# [Task to complete]
Word for word, restate the records that appear below.

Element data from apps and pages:
---+---

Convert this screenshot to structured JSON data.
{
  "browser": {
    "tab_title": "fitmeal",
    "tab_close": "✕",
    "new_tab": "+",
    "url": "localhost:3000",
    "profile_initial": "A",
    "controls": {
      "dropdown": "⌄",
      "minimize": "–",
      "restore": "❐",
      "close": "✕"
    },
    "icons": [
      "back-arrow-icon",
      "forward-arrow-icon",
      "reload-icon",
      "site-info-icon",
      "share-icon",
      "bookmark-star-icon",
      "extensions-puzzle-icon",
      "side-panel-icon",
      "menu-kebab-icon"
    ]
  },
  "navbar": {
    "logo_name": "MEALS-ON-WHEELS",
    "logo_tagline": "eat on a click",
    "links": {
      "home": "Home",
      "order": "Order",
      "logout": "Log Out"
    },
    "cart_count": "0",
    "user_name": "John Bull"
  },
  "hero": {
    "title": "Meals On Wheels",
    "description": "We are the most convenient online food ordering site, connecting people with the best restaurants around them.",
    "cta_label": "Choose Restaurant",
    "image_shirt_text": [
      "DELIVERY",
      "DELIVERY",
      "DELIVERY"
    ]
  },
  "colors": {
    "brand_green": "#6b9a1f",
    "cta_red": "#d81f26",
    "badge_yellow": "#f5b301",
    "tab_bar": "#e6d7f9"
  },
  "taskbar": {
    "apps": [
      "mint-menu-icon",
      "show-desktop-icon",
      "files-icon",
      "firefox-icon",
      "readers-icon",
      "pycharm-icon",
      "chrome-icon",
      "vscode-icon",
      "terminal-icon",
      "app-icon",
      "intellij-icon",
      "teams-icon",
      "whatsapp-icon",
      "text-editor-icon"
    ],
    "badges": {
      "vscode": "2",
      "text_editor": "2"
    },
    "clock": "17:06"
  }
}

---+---

# [Written answer]
Convert this screenshot to structured JSON data.
{
  "browser": {
    "tab_title": "fitmeal",
    "tab_close": "✕",
    "new_tab": "+",
    "url": "localhost:3000",
    "profile_initial": "A",
    "controls": {
      "dropdown": "⌄",
      "minimize": "–",
      "restore": "❐",
      "close": "✕"
    },
    "icons": [
      "back-arrow-icon",
      "forward-arrow-icon",
      "reload-icon",
      "site-info-icon",
      "share-icon",
      "bookmark-star-icon",
      "extensions-puzzle-icon",
      "side-panel-icon",
      "menu-kebab-icon"
    ]
  },
  "navbar": {
    "logo_name": "MEALS-ON-WHEELS",
    "logo_tagline": "eat on a click",
    "links": {
      "home": "Home",
      "order": "Order",
      "logout": "Log Out"
    },
    "cart_count": "0",
    "user_name": "John Bull"
  },
  "hero": {
    "title": "Meals On Wheels",
    "description": "We are the most convenient online food ordering site, connecting people with the best restaurants around them.",
    "cta_label": "Choose Restaurant",
    "image_shirt_text": [
      "DELIVERY",
      "DELIVERY",
      "DELIVERY"
    ]
  },
  "colors": {
    "brand_green": "#6b9a1f",
    "cta_red": "#d81f26",
    "badge_yellow": "#f5b301",
    "tab_bar": "#e6d7f9"
  },
  "taskbar": {
    "apps": [
      "mint-menu-icon",
      "show-desktop-icon",
      "files-icon",
      "firefox-icon",
      "readers-icon",
      "pycharm-icon",
      "chrome-icon",
      "vscode-icon",
      "terminal-icon",
      "app-icon",
      "intellij-icon",
      "teams-icon",
      "whatsapp-icon",
      "text-editor-icon"
    ],
    "badges": {
      "vscode": "2",
      "text_editor": "2"
    },
    "clock": "17:06"
  }
}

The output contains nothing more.